Citrix Systems makes a living selling infrastructure software that manages the virtualization of servers and desktops and that bridges the gaps between those devices in a number of different and clever ways. This is, in essence, what Citrix has been doing for decades, even though the landscape of that infrastructure has changed dramatically over the years.
At its Synergy 2015 conference this week in Orlando, Florida, the company is rolling out its Workspace Cloud, the culmination of years of acquisitions and developments that brings together the myriad pieces of its stack to automate the deployment and management of its arsenal of systems software. With this launch, Citrix is beginning to transform its infrastructure business from one where it sells systems software and access licenses to one where it sells subscriptions to use a management service that can deploy its own software as well as that of others to private or public clouds.
The Workspace Cloud is itself an example of a cloud-based application that runs across different infrastructure and platform services, in this case on the Microsoft Azure and Amazon Web Services public clouds, Joe Vaccaro, senior director in charge of Workspace Cloud, explains. Many of the services that comprise the Workspace Cloud management tool were written in Microsoft’s .NET runtime and make use of Active Directory identity management, and the close ties to the Microsoft desktop and server platform is not at all surprising given the long history of Citrix collaborating with Microsoft to stream applications from the datacenter to devices.
While The Next Platform knows full well that these desktop and mobile applications – and out constant use of the applications that run on mobile devices in particular – are in part responsible for the deluge in data that companies are keeping and sorting through to gain some insight and for the increasing compute capacity that companies need to chew through that telemetry, the interesting bits for us are how a tool like Workspace Cloud can be used to not just deploy infrastructure such as the XenServer hypervisor, the XenApp application streamer, the XenDesktop virtual desktop broker, and the XenMobile mobile application broker, but other kinds of infrastructure software that companies might want to deploy in their own datacenters, on the public clouds, or both.
And as it turns out, even though the name of the future Workspace Cloud implies it is only aimed at managing the infrastructure behind end user application bundles streamed to their devices, it turns out that the core lifecycle management software embedded in Workspace Cloud can be used to deploy and manage all kinds of server workloads.
The reason why this is the case is that the Lifecycle Management module in the Workspace Cloud service is none other than a slightly re-engineered version of the Xpert server administration tool that ScaleXtreme created and that Citrix acquired last May. ScaleXtreme was founded by Nand Mulchandani, who was formerly the CEO at OpenDNS and before that was senior director of product management and marketing at VMware, and Balaji Srinivasa, who was a software engineer at BladeLogic (part of BMC) working on system and virtualization management tools.
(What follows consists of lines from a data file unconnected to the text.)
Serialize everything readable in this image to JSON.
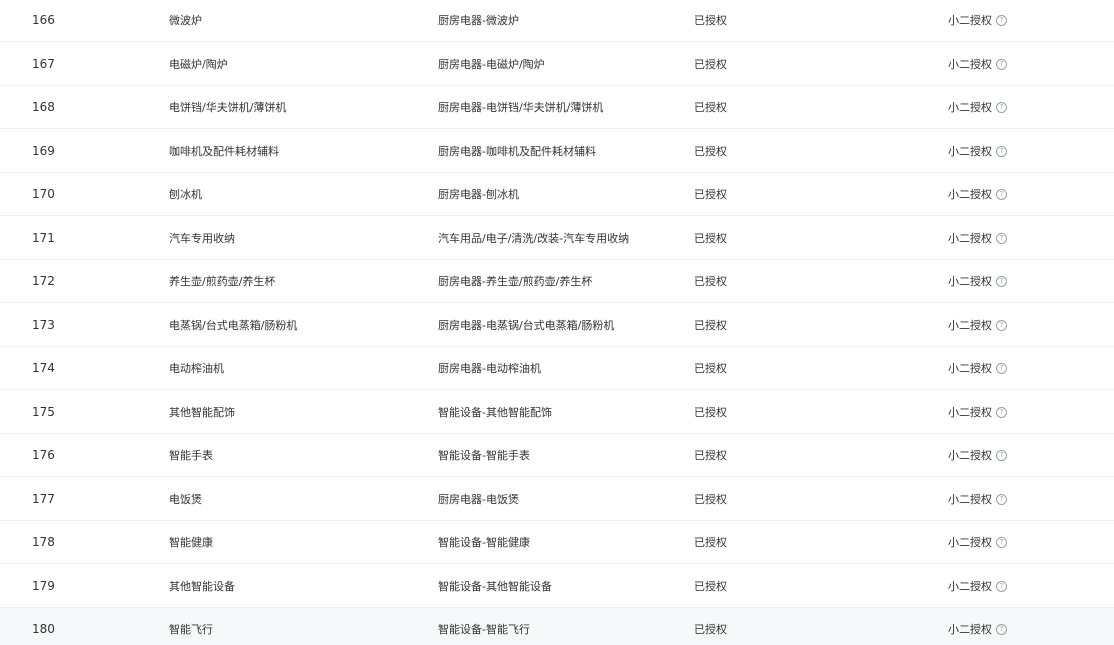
{
  "table": {
    "help_icon_glyph": "?",
    "help_icon_color": "#9aa0a6",
    "hover_row_color": "#f7f8fa",
    "rows": [
      {
        "id": "166",
        "name": "微波炉",
        "path": "厨房电器-微波炉",
        "status": "已授权",
        "auth": "小二授权"
      },
      {
        "id": "167",
        "name": "电磁炉/陶炉",
        "path": "厨房电器-电磁炉/陶炉",
        "status": "已授权",
        "auth": "小二授权"
      },
      {
        "id": "168",
        "name": "电饼铛/华夫饼机/薄饼机",
        "path": "厨房电器-电饼铛/华夫饼机/薄饼机",
        "status": "已授权",
        "auth": "小二授权"
      },
      {
        "id": "169",
        "name": "咖啡机及配件耗材辅料",
        "path": "厨房电器-咖啡机及配件耗材辅料",
        "status": "已授权",
        "auth": "小二授权"
      },
      {
        "id": "170",
        "name": "刨冰机",
        "path": "厨房电器-刨冰机",
        "status": "已授权",
        "auth": "小二授权"
      },
      {
        "id": "171",
        "name": "汽车专用收纳",
        "path": "汽车用品/电子/清洗/改装-汽车专用收纳",
        "status": "已授权",
        "auth": "小二授权"
      },
      {
        "id": "172",
        "name": "养生壶/煎药壶/养生杯",
        "path": "厨房电器-养生壶/煎药壶/养生杯",
        "status": "已授权",
        "auth": "小二授权"
      },
      {
        "id": "173",
        "name": "电蒸锅/台式电蒸箱/肠粉机",
        "path": "厨房电器-电蒸锅/台式电蒸箱/肠粉机",
        "status": "已授权",
        "auth": "小二授权"
      },
      {
        "id": "174",
        "name": "电动榨油机",
        "path": "厨房电器-电动榨油机",
        "status": "已授权",
        "auth": "小二授权"
      },
      {
        "id": "175",
        "name": "其他智能配饰",
        "path": "智能设备-其他智能配饰",
        "status": "已授权",
        "auth": "小二授权"
      },
      {
        "id": "176",
        "name": "智能手表",
        "path": "智能设备-智能手表",
        "status": "已授权",
        "auth": "小二授权"
      },
      {
        "id": "177",
        "name": "电饭煲",
        "path": "厨房电器-电饭煲",
        "status": "已授权",
        "auth": "小二授权"
      },
      {
        "id": "178",
        "name": "智能健康",
        "path": "智能设备-智能健康",
        "status": "已授权",
        "auth": "小二授权"
      },
      {
        "id": "179",
        "name": "其他智能设备",
        "path": "智能设备-其他智能设备",
        "status": "已授权",
        "auth": "小二授权"
      },
      {
        "id": "180",
        "name": "智能飞行",
        "path": "智能设备-智能飞行",
        "status": "已授权",
        "auth": "小二授权"
      }
    ]
  }
}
Mulchandani, who is vice president of marketing for cloud software at Citrix these days, gave The Next Platform a tour of the inner workings of the Workspace Cloud tools, which are being previewed now. (Pricing and availability for Workspace Cloud was not divulged, but presumably it will ship before the end of the year.)
In a sense, even though Citrix is not talking about this, it has created a service that not only masks the deployment of applications from a variety of internal infrastructure, public clouds, and SaaS services to create a workspace for end users, but it also has a tool that can do the same thing for raw infrastructure. Mulchandani showed off the 110-step blueprint inside of the Lifecycle Management feature of Workspace Cloud that tells it how to deploy the XenDesktop broker to a production environment, and these same blue prints can be created for other applications – including the deployment of something as complex as a Hadoop cluster if customers want to do that.
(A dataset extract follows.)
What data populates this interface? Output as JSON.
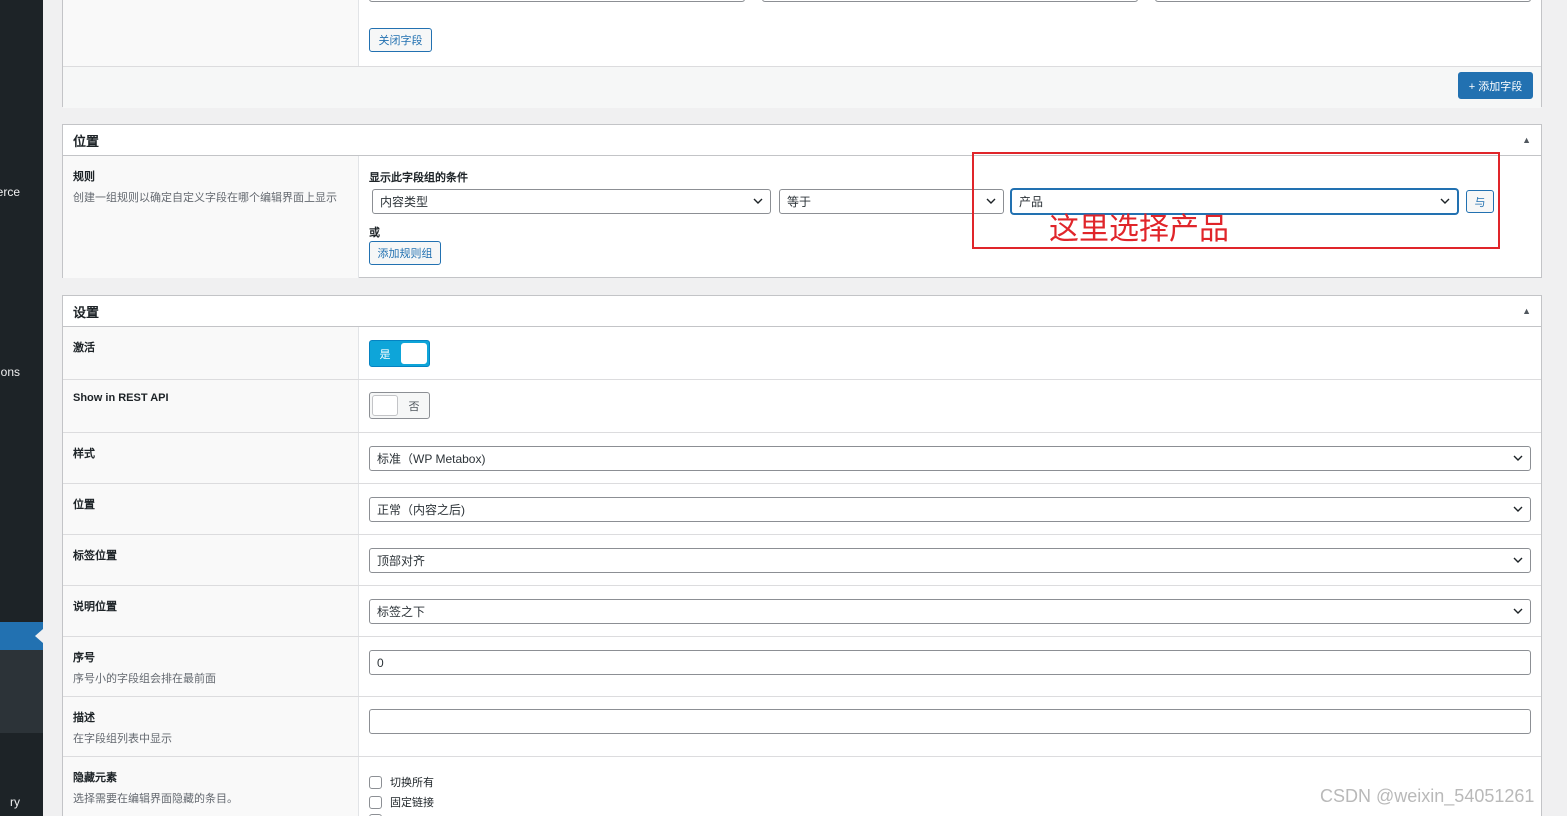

“Back when we were an independent company, ScaleXtreme had large enterprise customers building large server blueprints, and many were autoscaling applications on Amazon Web Services, and a number of the largest AWS customers were using us for monitoring and server management,” says Mulchandani. The Workspace Cloud software comes with a gateway that allows the management service to deploy to internal IT infrastructure as well as to public clouds. At the moment, Workspace Cloud can deploy to AWS and Azure public clouds and to internal infrastructure deployed on VMware vSphere, Microsoft Hyper-V, and Citrix XenServer and/or CloudPlatform, the commercialized version of the Apache CloudStack cloud controller that is controlled by Citrix and that competes with OpenStack.
There is no indication as yet that Citrix will release a variant of the Workspace Cloud tool that is only tuned up to manage server-side applications, and that would be defeating the purpose of having a single tool that can do both. But if enough customers ask for it, Citrix could break it free and sell it separately. In a sense, this would bring ScaleXtreme’s Xpert full circle.